The presentation discusses how to use deep learning and dynamic analysis to reduce side-channel attack surfaces in hardware cryptography. The approach involves leveraging AI explainability to quickly assess which parts of the implementation are responsible for the information leakages.
- Side-channel attacks target the implementation of an algorithm rather than the algorithm itself, making it a very efficient way to attack secure hardware.
- Debugging hardware is harder than debugging software because it requires looking at both the software and hardware to find the source of the leakages.
- The presentation showcases a concrete step-by-step example of how to use a software called COLD (Charge Side-Channel Attack Leak Detector) to find where a tiny implementation running on an SMT32F4 is leaking.
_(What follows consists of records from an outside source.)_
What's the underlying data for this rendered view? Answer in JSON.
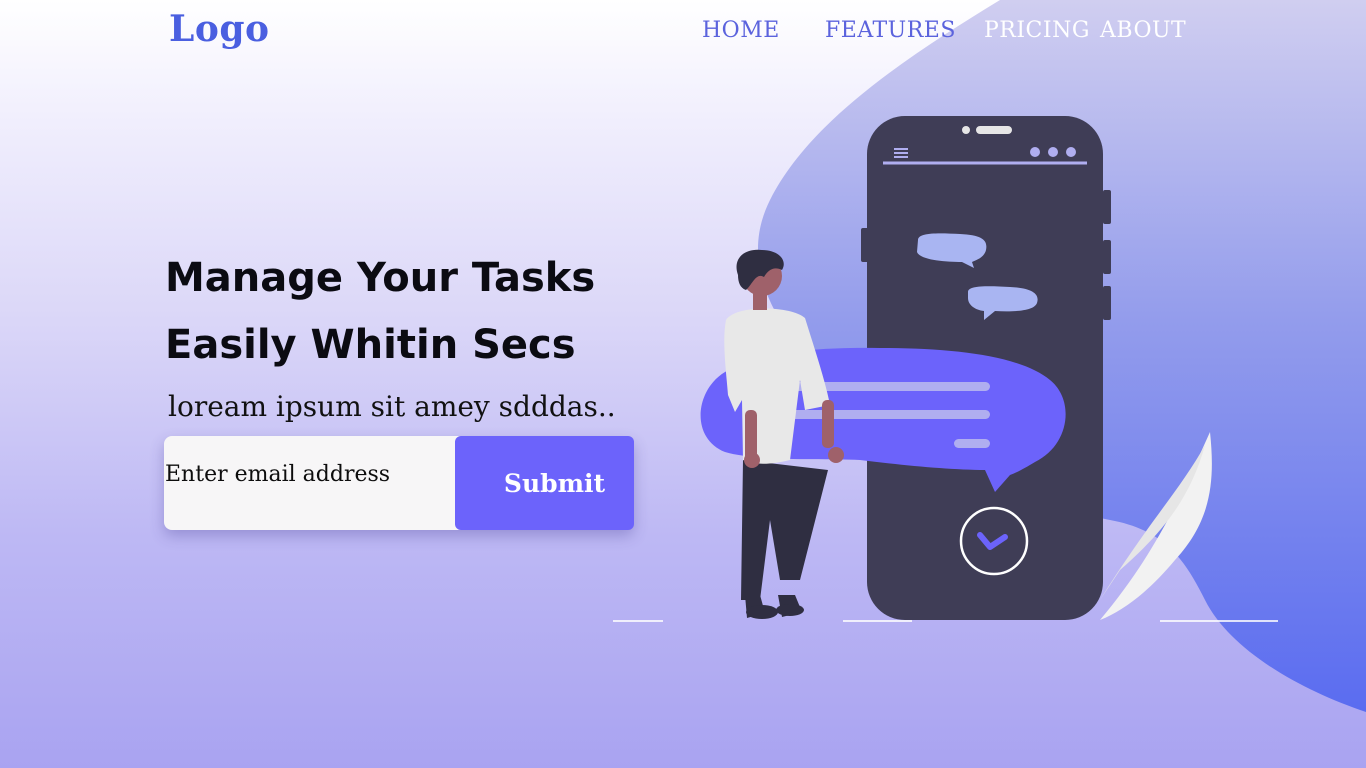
{
  "brand": {
    "logo_text": "Logo"
  },
  "nav": {
    "items": [
      "HOME",
      "FEATURES",
      "PRICING",
      "ABOUT"
    ]
  },
  "hero": {
    "headline_line1": "Manage Your Tasks",
    "headline_line2": "Easily Whitin Secs",
    "subtitle": "loream ipsum sit amey sdddas.."
  },
  "signup": {
    "email_placeholder": "Enter email address",
    "email_value": "",
    "submit_label": "Submit"
  },
  "colors": {
    "accent": "#6c63fb",
    "nav_link": "#5b63dd",
    "logo": "#4a5fe0",
    "phone": "#3f3d56"
  },
  "icons": [
    "person-illustration",
    "phone-illustration",
    "chat-bubble-icon",
    "check-circle-icon",
    "menu-icon"
  ]
}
- The approach involves using deep learning and dynamic analysis to quickly and efficiently find the origin of the leakage.
- The presentation also discusses the benefits of using AI explainability to map the code and pinpoint the part of the code that is interacting with the hardware in a way that makes it vulnerable to side-channel attacks.
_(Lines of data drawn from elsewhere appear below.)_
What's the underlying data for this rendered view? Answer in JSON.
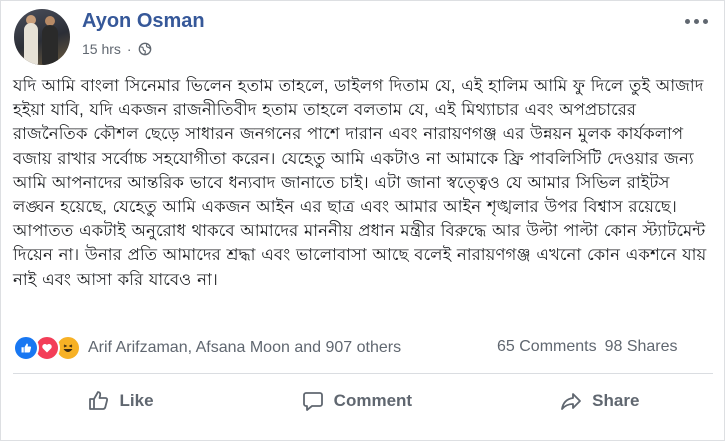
{
  "post": {
    "author": "Ayon Osman",
    "time": "15 hrs",
    "separator": "·",
    "privacy_icon": "globe-icon",
    "body": "যদি আমি বাংলা সিনেমার ভিলেন হতাম তাহলে, ডাইলগ দিতাম যে, এই হালিম আমি ফু দিলে তুই আজাদ হইয়া যাবি, যদি একজন রাজনীতিবীদ হতাম তাহলে বলতাম যে, এই মিথ্যাচার এবং অপপ্রচারের রাজনৈতিক কৌশল ছেড়ে সাধারন জনগনের পাশে দারান এবং নারায়ণগঞ্জ এর উন্নয়ন মুলক কার্যকলাপ বজায় রাখার সর্বোচ্চ সহযোগীতা করেন। যেহেতু আমি একটাও না আমাকে ফ্রি পাবলিসিটি দেওয়ার জন্য আমি আপনাদের আন্তরিক ভাবে ধন্যবাদ জানাতে চাই। এটা জানা স্বত্ত্বেও যে আমার সিভিল রাইটস লঙ্ঘন হয়েছে, যেহেতু আমি একজন আইন এর ছাত্র এবং আমার আইন শৃঙ্খলার উপর বিশ্বাস রয়েছে। আপাতত একটাই অনুরোধ থাকবে আমাদের মাননীয় প্রধান মন্ত্রীর বিরুদ্ধে আর উল্টা পাল্টা কোন স্ট্যাটমেন্ট দিয়েন না। উনার প্রতি আমাদের শ্রদ্ধা এবং ভালোবাসা আছে বলেই নারায়ণগঞ্জ এখনো কোন একশনে যায় নাই এবং আসা করি যাবেও না।"
  },
  "reactions": {
    "icons": [
      "like-icon",
      "love-icon",
      "haha-icon"
    ],
    "names": "Arif Arifzaman, Afsana Moon and 907 others",
    "comments": "65 Comments",
    "shares": "98 Shares"
  },
  "actions": {
    "like": "Like",
    "comment": "Comment",
    "share": "Share"
  },
  "colors": {
    "author": "#365899",
    "meta": "#606770",
    "like": "#1877f2",
    "love": "#f33e58",
    "haha": "#f7b125"
  }
}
- The ultimate goal is to create a debugger that will help reduce the cost of finding and pinpointing attacks accurately, freeing up more time to focus on developing stronger cryptography.
The presentation cites an example of a powerful side-channel attack that occurred a few years back, where people were able to lift out the private key of Bitcoin wallets from a hardware Bitcoin wallet called Trezor. This attack highlights the devastating impact that side-channel attacks can have on secure hardware.